Early last year, Daniel Ziblatt coauthored a The New York Times op-ed titled “Why Autocrats Love Emergencies”. His thesis now has great relevance in the time of the coronavirus. “Crises offer … would-be authoritarians an escape from constitutional shackles,” Ziblatt argued with fellow Harvard professor Steven Levitsky (with whom he wrote the influential book How Democracies Die), says The Philadelphia Inquirer.
Think of the autocrat wannabes among today’s democratic leaders who have shown great impatience with checks on their power, such as Donald Trump, Israel’s Benjamin “Bibi” Netanyahu, and Hungary’s Viktor Orban. With emergency measures in place, it is easy to imagine their temptation to expand personal power at the top.

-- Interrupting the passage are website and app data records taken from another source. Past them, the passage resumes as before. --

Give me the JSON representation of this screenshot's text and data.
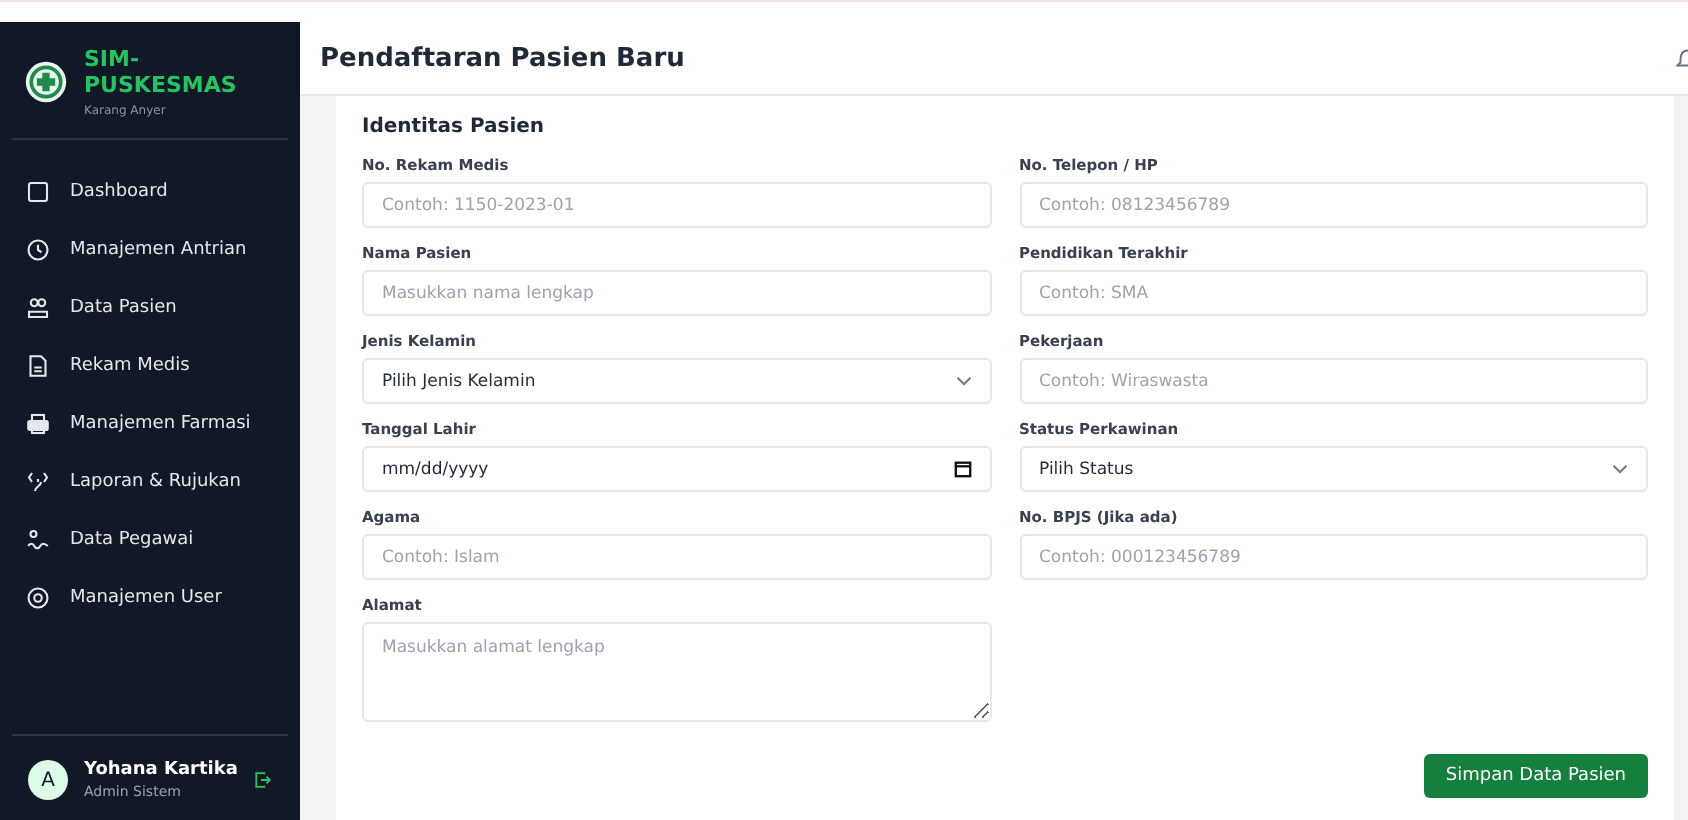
{
  "sidebar": {
    "brand": {
      "title": "SIM-\nPUSKESMAS",
      "subtitle": "Karang Anyer"
    },
    "items": [
      {
        "label": "Dashboard"
      },
      {
        "label": "Manajemen Antrian"
      },
      {
        "label": "Data Pasien"
      },
      {
        "label": "Rekam Medis"
      },
      {
        "label": "Manajemen Farmasi"
      },
      {
        "label": "Laporan & Rujukan"
      },
      {
        "label": "Data Pegawai"
      },
      {
        "label": "Manajemen User"
      }
    ],
    "user": {
      "initial": "A",
      "name": "Yohana Kartika",
      "role": "Admin Sistem"
    }
  },
  "header": {
    "title": "Pendaftaran Pasien Baru"
  },
  "form": {
    "section": "Identitas Pasien",
    "left": [
      {
        "kind": "text",
        "label": "No. Rekam Medis",
        "placeholder": "Contoh: 1150-2023-01"
      },
      {
        "kind": "text",
        "label": "Nama Pasien",
        "placeholder": "Masukkan nama lengkap"
      },
      {
        "kind": "select",
        "label": "Jenis Kelamin",
        "value": "Pilih Jenis Kelamin"
      },
      {
        "kind": "date",
        "label": "Tanggal Lahir",
        "value": "mm/dd/yyyy"
      },
      {
        "kind": "text",
        "label": "Agama",
        "placeholder": "Contoh: Islam"
      },
      {
        "kind": "textarea",
        "label": "Alamat",
        "placeholder": "Masukkan alamat lengkap"
      }
    ],
    "right": [
      {
        "kind": "text",
        "label": "No. Telepon / HP",
        "placeholder": "Contoh: 08123456789"
      },
      {
        "kind": "text",
        "label": "Pendidikan Terakhir",
        "placeholder": "Contoh: SMA"
      },
      {
        "kind": "text",
        "label": "Pekerjaan",
        "placeholder": "Contoh: Wiraswasta"
      },
      {
        "kind": "select",
        "label": "Status Perkawinan",
        "value": "Pilih Status"
      },
      {
        "kind": "text",
        "label": "No. BPJS (Jika ada)",
        "placeholder": "Contoh: 000123456789"
      }
    ],
    "submit": "Simpan Data Pasien"
  }
}
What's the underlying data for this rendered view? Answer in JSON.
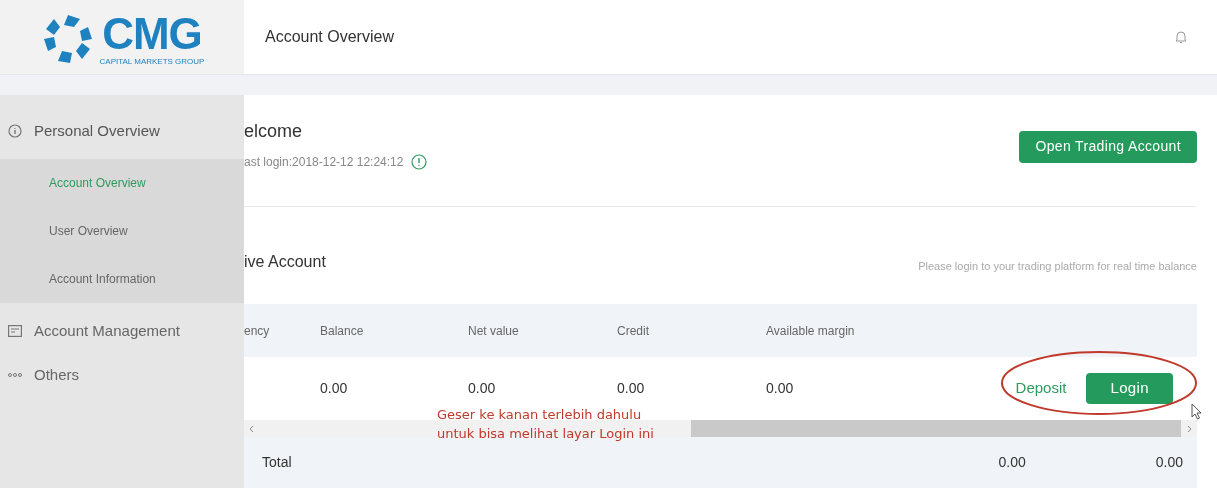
{
  "logo": {
    "name": "CMG",
    "tagline": "CAPITAL MARKETS GROUP"
  },
  "header": {
    "title": "Account Overview"
  },
  "sidebar": {
    "items": [
      {
        "label": "Personal Overview",
        "expanded": true,
        "children": [
          {
            "label": "Account Overview",
            "selected": true
          },
          {
            "label": "User Overview",
            "selected": false
          },
          {
            "label": "Account Information",
            "selected": false
          }
        ]
      },
      {
        "label": "Account Management",
        "expanded": false
      },
      {
        "label": "Others",
        "expanded": false
      }
    ]
  },
  "welcome": {
    "title": "elcome",
    "last_login": "ast login:2018-12-12 12:24:12",
    "button": "Open Trading Account"
  },
  "live_account": {
    "title": "ive Account",
    "hint": "Please login to your trading platform for real time balance",
    "columns": [
      "ency",
      "Balance",
      "Net value",
      "Credit",
      "Available margin"
    ],
    "rows": [
      {
        "values": [
          "0.00",
          "0.00",
          "0.00",
          "0.00"
        ],
        "actions": [
          {
            "kind": "link",
            "label": "Deposit"
          },
          {
            "kind": "button",
            "label": "Login"
          }
        ]
      }
    ],
    "total": {
      "label": "Total",
      "values": [
        "0.00",
        "0.00"
      ]
    }
  },
  "annotation": {
    "lines": [
      "Geser ke kanan terlebih dahulu",
      "untuk bisa melihat layar Login ini"
    ]
  }
}
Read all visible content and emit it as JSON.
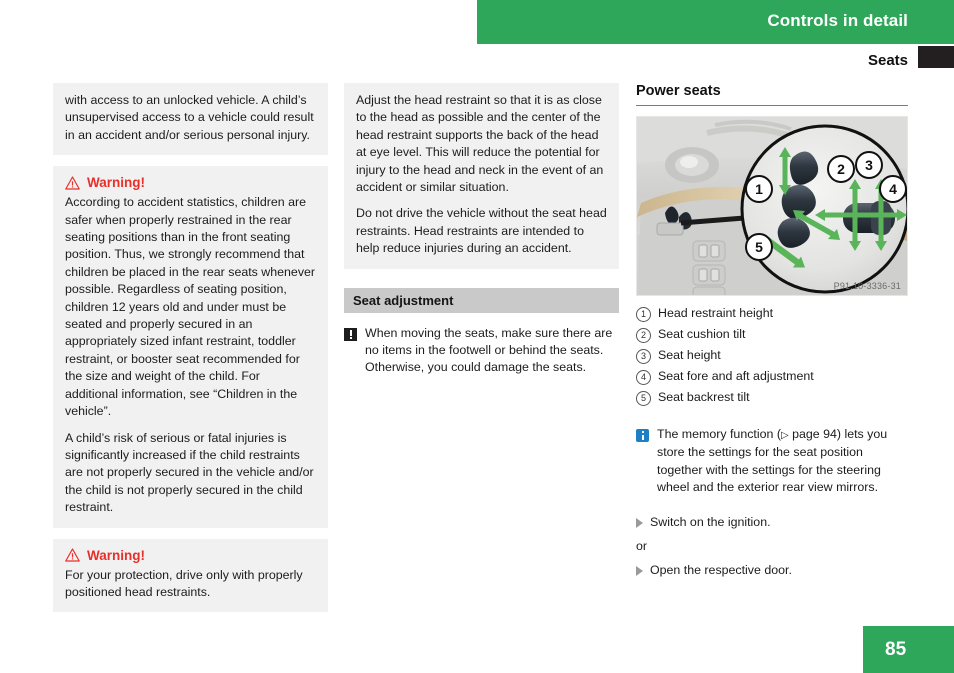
{
  "header": {
    "chapter_title": "Controls in detail",
    "section_title": "Seats"
  },
  "column1": {
    "note1": {
      "paragraphs": [
        "with access to an unlocked vehicle. A child’s unsupervised access to a vehicle could result in an accident and/or serious personal injury."
      ]
    },
    "warning1": {
      "label": "Warning!",
      "paragraphs": [
        "According to accident statistics, children are safer when properly restrained in the rear seating positions than in the front seating position. Thus, we strongly recommend that children be placed in the rear seats whenever possible. Regardless of seating position, children 12 years old and under must be seated and properly secured in an appropriately sized infant restraint, toddler restraint, or booster seat recommended for the size and weight of the child. For additional information, see “Children in the vehicle”.",
        "A child’s risk of serious or fatal injuries is significantly increased if the child restraints are not properly secured in the vehicle and/or the child is not properly secured in the child restraint."
      ]
    },
    "warning2": {
      "label": "Warning!",
      "paragraphs": [
        "For your protection, drive only with properly positioned head restraints."
      ]
    }
  },
  "column2": {
    "note1": {
      "paragraphs": [
        "Adjust the head restraint so that it is as close to the head as possible and the center of the head restraint supports the back of the head at eye level. This will reduce the potential for injury to the head and neck in the event of an accident or similar situation.",
        "Do not drive the vehicle without the seat head restraints. Head restraints are intended to help reduce injuries during an accident."
      ]
    },
    "subsection_heading": "Seat adjustment",
    "caution": {
      "text": "When moving the seats, make sure there are no items in the footwell or behind the seats. Otherwise, you could damage the seats."
    }
  },
  "column3": {
    "heading": "Power seats",
    "figure": {
      "caption": "P91.10-3336-31",
      "alt_name": "door-seat-control-panel-diagram",
      "callout_numbers": [
        "1",
        "2",
        "3",
        "4",
        "5"
      ]
    },
    "legend": [
      {
        "num": "1",
        "label": "Head restraint height"
      },
      {
        "num": "2",
        "label": "Seat cushion tilt"
      },
      {
        "num": "3",
        "label": "Seat height"
      },
      {
        "num": "4",
        "label": "Seat fore and aft adjustment"
      },
      {
        "num": "5",
        "label": "Seat backrest tilt"
      }
    ],
    "info_note": {
      "text_before_ref": "The memory function (",
      "ref_arrow": "▷",
      "ref_text": " page 94",
      "text_after_ref": ") lets you store the settings for the seat position together with the settings for the steering wheel and the exterior rear view mirrors."
    },
    "steps": [
      {
        "type": "step",
        "text": "Switch on the ignition."
      },
      {
        "type": "or",
        "text": "or"
      },
      {
        "type": "step",
        "text": "Open the respective door."
      }
    ]
  },
  "footer": {
    "page_number": "85"
  },
  "colors": {
    "brand_green": "#2ea75a",
    "warning_red": "#e8302a",
    "info_blue": "#1f7fc4",
    "note_gray": "#f1f1f1",
    "bar_gray": "#c9c9c9",
    "black_tab": "#231f20"
  }
}
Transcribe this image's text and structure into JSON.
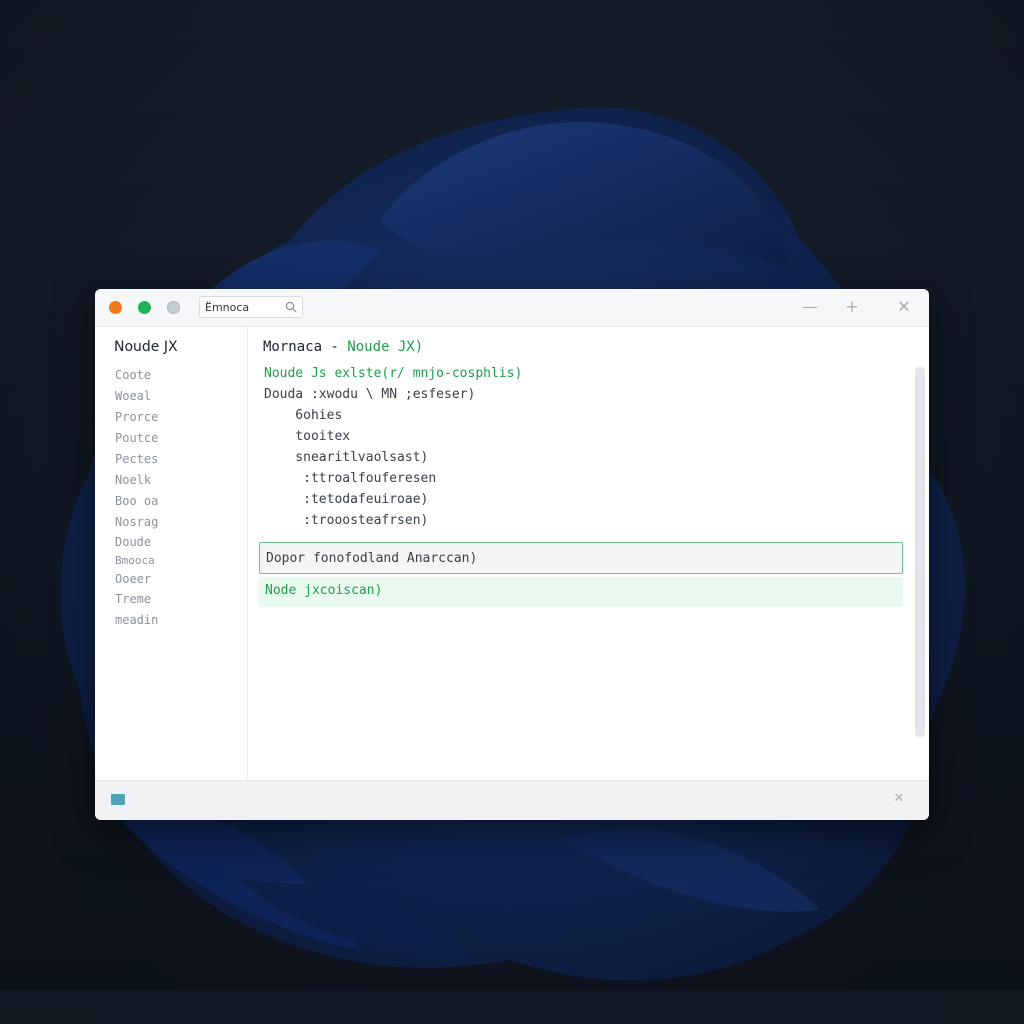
{
  "titlebar": {
    "search_value": "Ëmnoca",
    "minimize_glyph": "—",
    "maximize_glyph": "+",
    "close_glyph": "✕"
  },
  "sidebar": {
    "title": "Noude JX",
    "items": [
      "Coote",
      "Woeal",
      "Prorce",
      "Poutce",
      "Pectes",
      "Noelk",
      "Boo oa",
      "Nosrag",
      "Doude",
      "Bmooca",
      "Ooeer",
      "Treme",
      "meadin"
    ]
  },
  "editor": {
    "title_prefix": "Mornaca - ",
    "title_accent": "Noude JX)",
    "lines": [
      {
        "text": "Noude Js exlste(r/ mnjo-cosphlis)",
        "style": "green"
      },
      {
        "text": "Douda :xwodu \\ MN ;esfeser)",
        "style": "normal"
      },
      {
        "text": "    6ohies",
        "style": "normal"
      },
      {
        "text": "    tooitex",
        "style": "normal"
      },
      {
        "text": "    snearitlvaolsast)",
        "style": "normal"
      },
      {
        "text": "     :ttroalfouferesen",
        "style": "normal"
      },
      {
        "text": "     :tetodafeuiroae)",
        "style": "normal"
      },
      {
        "text": "     :trooosteafrsen)",
        "style": "normal"
      }
    ],
    "input_value": "Dopor fonofodland Anarccan)",
    "suggestion": "Node jxcoiscan)"
  },
  "statusbar": {
    "close_glyph": "✕"
  },
  "colors": {
    "accent_green": "#1f9d49",
    "traffic_orange": "#f07a1b",
    "traffic_green": "#20b257",
    "status_square": "#4ea3b8"
  }
}
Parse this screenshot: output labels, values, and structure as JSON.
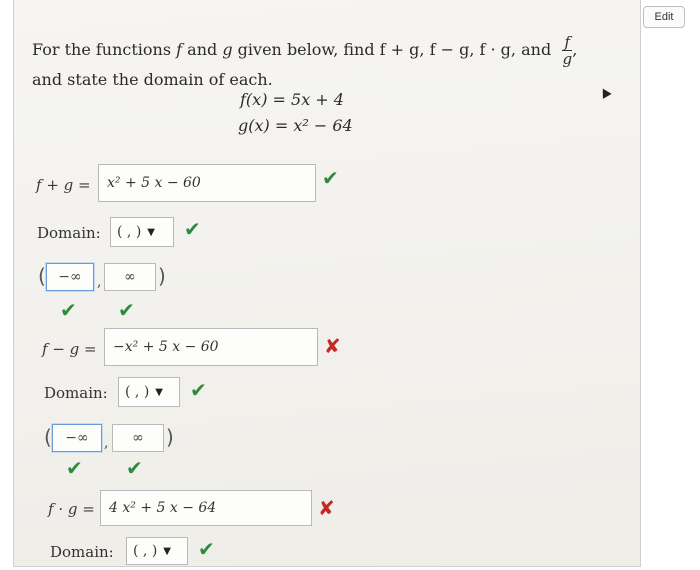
{
  "toolbar": {
    "edit_label": "Edit"
  },
  "prompt": {
    "line1_pre": "For the functions ",
    "f": "f",
    "and_word": " and ",
    "g": "g",
    "line1_post": " given below, find f + g, f − g, f · g,  and",
    "frac_num": "f",
    "frac_den": "g",
    "frac_trailing": ",",
    "line2": "and state the domain of each."
  },
  "functions": {
    "f_def": "f(x) = 5x + 4",
    "g_def": "g(x) = x² − 64"
  },
  "sum": {
    "lhs": "f + g =",
    "answer": "x² + 5 x − 60",
    "result": "correct",
    "domain_label": "Domain:",
    "domain_select": "( , )",
    "left_bound": "−∞",
    "right_bound": "∞",
    "open_paren": "(",
    "close_paren": ")",
    "separator": ","
  },
  "difference": {
    "lhs": "f − g =",
    "answer": "−x² + 5 x − 60",
    "result": "incorrect",
    "domain_label": "Domain:",
    "domain_select": "( , )",
    "left_bound": "−∞",
    "right_bound": "∞",
    "open_paren": "(",
    "close_paren": ")",
    "separator": ","
  },
  "product": {
    "lhs": "f · g =",
    "answer": "4 x² + 5 x − 64",
    "result": "incorrect",
    "domain_label": "Domain:",
    "domain_select": "( , )"
  },
  "marks": {
    "check": "✔",
    "cross": "✘"
  },
  "colors": {
    "check": "#2e8b3d",
    "cross": "#c62828",
    "focus_border": "#6b9bd6"
  }
}
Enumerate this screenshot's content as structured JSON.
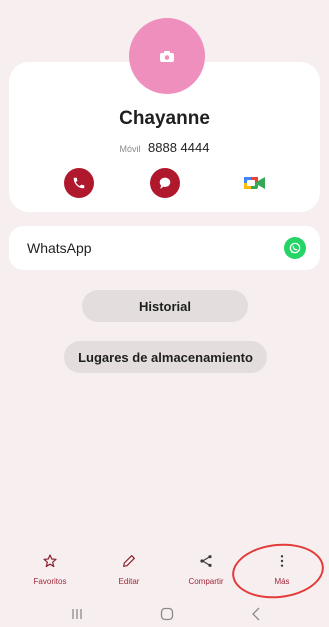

Hungary is a simple case – one of several countries in central and southeastern Europe that have yet to fully adopt democratic norms. Foremost among their leaders, Orban, has taken control of courts, the parliament, and the media. Now, he is pushing through a draft law that will give the executive branch dictatorial powers for an unlimited period. It would be known as the “law to protect against the coronavirus”. Other troubled democracies could follow suit.
And yet, a few months into the crisis, the issue is far more complicated. Rather than veering toward authoritarianism, many Western leaders — including Trump — have been surprisingly passive. Others like Netanyahu and Orban have used the virus as an excuse to continue their longtime assault on democratic norms.
The story is not over, especially if the health crisis gets worse. While COVID-19 exacerbates existing problems in democracies, it does not provide the formula for a takeover — provided the public and the system push back. It seems that democracy will prevail.
Source: The Philadelphia Inquirer